Top of RECORDS FOR PROCESSING
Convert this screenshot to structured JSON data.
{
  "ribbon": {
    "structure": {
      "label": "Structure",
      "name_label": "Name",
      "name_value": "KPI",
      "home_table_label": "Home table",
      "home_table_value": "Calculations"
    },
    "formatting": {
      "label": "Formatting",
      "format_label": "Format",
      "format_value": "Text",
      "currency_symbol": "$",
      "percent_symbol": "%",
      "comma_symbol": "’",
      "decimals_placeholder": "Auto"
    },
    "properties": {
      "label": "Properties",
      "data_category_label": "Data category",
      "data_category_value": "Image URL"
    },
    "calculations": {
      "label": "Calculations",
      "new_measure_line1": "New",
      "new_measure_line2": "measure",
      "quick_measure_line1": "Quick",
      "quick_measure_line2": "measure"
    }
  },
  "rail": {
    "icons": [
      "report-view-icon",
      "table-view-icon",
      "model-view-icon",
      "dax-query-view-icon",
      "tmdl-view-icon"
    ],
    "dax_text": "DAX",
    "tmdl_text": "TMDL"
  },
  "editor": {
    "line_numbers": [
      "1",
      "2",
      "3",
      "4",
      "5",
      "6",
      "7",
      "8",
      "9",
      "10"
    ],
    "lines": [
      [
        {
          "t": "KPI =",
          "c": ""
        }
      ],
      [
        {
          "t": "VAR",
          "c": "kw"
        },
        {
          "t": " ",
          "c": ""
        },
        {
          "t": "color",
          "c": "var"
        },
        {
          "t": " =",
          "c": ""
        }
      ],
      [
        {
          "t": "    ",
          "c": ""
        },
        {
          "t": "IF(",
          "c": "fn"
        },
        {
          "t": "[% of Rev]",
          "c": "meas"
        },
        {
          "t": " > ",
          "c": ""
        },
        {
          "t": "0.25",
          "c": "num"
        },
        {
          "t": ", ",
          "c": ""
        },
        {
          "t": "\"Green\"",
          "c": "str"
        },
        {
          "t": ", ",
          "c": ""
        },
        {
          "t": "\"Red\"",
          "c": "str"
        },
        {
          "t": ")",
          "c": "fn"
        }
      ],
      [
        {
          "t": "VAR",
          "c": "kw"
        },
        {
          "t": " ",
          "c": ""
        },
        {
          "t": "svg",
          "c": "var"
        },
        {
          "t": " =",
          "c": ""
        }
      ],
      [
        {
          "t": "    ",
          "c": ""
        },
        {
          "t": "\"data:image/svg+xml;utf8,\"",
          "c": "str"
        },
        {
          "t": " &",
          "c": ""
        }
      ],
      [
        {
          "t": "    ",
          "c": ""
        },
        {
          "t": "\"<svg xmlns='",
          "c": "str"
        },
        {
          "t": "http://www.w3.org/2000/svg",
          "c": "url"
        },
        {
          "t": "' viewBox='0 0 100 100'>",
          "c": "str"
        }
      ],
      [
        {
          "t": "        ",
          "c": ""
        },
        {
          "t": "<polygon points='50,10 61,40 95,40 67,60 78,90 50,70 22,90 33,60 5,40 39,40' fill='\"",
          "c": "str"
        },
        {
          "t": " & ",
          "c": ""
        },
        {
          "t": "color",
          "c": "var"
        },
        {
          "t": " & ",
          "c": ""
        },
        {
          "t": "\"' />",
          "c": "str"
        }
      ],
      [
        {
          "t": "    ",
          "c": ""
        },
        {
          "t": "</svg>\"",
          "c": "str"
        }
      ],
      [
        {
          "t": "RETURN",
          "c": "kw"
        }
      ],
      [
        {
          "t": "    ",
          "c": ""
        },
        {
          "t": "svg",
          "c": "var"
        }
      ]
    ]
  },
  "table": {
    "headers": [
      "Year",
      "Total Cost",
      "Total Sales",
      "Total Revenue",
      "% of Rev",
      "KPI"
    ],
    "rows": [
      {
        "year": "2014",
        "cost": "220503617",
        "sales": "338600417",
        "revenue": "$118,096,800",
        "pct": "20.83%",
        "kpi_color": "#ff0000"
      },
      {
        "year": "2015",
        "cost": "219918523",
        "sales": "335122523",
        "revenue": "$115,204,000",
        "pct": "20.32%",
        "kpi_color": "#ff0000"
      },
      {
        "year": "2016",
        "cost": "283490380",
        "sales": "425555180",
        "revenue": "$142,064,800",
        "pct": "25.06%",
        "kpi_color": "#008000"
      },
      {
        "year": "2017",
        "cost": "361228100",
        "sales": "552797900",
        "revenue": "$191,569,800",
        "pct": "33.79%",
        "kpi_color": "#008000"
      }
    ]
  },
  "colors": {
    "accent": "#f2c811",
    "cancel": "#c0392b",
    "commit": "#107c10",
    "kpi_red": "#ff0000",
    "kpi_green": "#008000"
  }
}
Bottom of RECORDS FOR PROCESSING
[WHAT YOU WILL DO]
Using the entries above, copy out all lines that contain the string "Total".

[OUTPUT OF THE TASK]
      "Total Cost",
      "Total Sales",
      "Total Revenue",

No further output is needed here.